3) Specialty vendors on every block. I don’t know if Paris or Nice needs quite so many boulangeries, but I love that they have them. Being able to stop for bread, sweets, cheese, meats, wine, fruit and veg, etc., all in their own expert shops and all within the same block is my idea of perfection. I don’t need a supermarket that gives me everything in one place. I’ll take artisans who are so proud of their goods they just do that one thing over those superstores any day.
4) Smaller is better. I am a small person so I don’t need much of anything to be satisfied. Here in the States, I often feel I’m being punished for my moderation — I pay the same for my 16-ounce drink at 7-Eleven as those who buy the enormous Big Gulp. My kid-sized popcorn at the movies is 1/10 the size but only $1 cheaper than the jumbo, which comes with a free refill. McDonald’s has never asked me if I want to subsize my fries. But in Europe, small is king. Much of this is due to space constraints, as in their cars (I once traveled across Ireland in a VW Bus and would not recommend it). But the small sizes reign in other areas, as well. Beverages are smaller — beers and sodas come in 25-cl (about 8.5 fluid ounces) options and if you order a café in a shop it will be served in an espresso cup — and meal portions are typically smaller as well. I, for one, do not love the feeling of stuffing myself so full of food that I can’t walk out of a restaurant. While in France, we enjoyed several multi-course meals that managed to satiate us without sending us into food comas. I would love to close all the Claim Jumpers and Cheesecake Factories and replace them with simple restaurants that focus on quality, not quantity.
5) City rental bikes. Both Paris and Nice offered rental bikes throughout their cities, a really great idea for locals and tourists alike. The weather we encountered on our trip did not allow us to partake in the system…and to be honest, I would have been a bit afraid to ride a bike through the busy Paris streets. But a ride along the Promenade des Anglais in Nice would have been delightful. You pick up where you want, drop off where you want — what could be easier than that? Downtown/midtown Phoenix could totally use a system like that.

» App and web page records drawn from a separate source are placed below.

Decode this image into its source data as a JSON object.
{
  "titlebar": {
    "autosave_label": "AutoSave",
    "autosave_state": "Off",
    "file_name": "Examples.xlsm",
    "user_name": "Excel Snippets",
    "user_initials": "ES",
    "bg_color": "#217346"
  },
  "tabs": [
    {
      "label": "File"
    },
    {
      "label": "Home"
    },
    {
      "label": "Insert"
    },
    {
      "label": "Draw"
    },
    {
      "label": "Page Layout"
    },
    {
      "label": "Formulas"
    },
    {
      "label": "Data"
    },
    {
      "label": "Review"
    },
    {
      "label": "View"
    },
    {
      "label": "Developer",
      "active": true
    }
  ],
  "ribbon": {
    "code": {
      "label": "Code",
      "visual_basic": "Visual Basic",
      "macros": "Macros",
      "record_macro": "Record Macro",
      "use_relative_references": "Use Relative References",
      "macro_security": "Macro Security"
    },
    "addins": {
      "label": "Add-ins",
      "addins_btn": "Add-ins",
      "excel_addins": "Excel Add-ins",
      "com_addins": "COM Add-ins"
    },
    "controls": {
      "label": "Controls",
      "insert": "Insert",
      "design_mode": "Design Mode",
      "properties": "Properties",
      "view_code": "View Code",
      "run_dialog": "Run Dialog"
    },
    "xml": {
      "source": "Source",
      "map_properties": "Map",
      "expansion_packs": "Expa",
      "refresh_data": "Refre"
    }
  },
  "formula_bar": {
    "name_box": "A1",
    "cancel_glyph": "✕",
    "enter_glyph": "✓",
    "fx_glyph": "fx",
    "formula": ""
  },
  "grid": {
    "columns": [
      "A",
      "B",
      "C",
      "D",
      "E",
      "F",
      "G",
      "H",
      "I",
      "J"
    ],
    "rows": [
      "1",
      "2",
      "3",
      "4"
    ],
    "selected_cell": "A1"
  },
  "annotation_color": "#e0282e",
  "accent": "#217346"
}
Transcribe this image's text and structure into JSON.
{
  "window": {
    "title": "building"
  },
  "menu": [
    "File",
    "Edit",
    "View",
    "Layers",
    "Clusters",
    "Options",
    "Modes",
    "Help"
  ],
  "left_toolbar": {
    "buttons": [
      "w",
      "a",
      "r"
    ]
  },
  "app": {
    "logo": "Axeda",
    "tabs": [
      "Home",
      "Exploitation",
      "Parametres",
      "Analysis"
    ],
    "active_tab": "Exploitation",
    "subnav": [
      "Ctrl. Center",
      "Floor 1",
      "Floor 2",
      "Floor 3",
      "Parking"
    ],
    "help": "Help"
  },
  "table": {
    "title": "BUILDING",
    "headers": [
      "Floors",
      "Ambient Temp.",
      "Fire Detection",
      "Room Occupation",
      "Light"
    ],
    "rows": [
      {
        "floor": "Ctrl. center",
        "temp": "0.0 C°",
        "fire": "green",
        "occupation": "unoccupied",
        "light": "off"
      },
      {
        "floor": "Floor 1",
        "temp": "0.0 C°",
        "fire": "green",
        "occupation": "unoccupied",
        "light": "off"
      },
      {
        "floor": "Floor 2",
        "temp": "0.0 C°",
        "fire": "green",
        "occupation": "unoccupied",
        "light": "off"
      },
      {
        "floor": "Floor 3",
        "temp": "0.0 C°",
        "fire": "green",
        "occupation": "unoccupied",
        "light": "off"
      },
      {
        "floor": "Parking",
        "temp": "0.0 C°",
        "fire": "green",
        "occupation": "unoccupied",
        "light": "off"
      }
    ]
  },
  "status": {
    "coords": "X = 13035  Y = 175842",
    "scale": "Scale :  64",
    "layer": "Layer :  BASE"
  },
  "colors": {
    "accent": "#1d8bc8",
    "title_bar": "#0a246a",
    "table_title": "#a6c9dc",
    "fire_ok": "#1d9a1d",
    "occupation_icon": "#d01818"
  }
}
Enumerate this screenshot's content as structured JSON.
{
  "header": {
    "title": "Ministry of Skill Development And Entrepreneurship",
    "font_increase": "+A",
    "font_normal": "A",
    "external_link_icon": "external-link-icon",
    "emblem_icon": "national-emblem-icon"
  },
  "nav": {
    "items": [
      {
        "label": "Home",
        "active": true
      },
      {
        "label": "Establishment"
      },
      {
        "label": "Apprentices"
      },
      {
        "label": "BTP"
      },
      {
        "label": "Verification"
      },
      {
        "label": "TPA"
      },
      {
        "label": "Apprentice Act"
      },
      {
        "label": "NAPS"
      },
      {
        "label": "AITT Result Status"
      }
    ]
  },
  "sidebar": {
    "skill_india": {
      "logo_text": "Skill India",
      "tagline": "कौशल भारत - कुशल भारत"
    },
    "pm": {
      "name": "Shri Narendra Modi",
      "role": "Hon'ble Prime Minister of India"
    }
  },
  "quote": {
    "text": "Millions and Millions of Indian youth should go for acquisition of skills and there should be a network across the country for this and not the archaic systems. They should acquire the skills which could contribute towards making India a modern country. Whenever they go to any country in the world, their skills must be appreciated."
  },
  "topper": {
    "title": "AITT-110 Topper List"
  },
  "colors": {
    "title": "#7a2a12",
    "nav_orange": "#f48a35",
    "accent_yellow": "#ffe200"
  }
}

6) Pay public toilets. It’s always comforting to know you can find a fully stocked and clean toilet when you are out and about — even when looking at centuries-old landmarks. The toilets are at least 20th century. That is more than worth the 35 cents you pay to the attendant.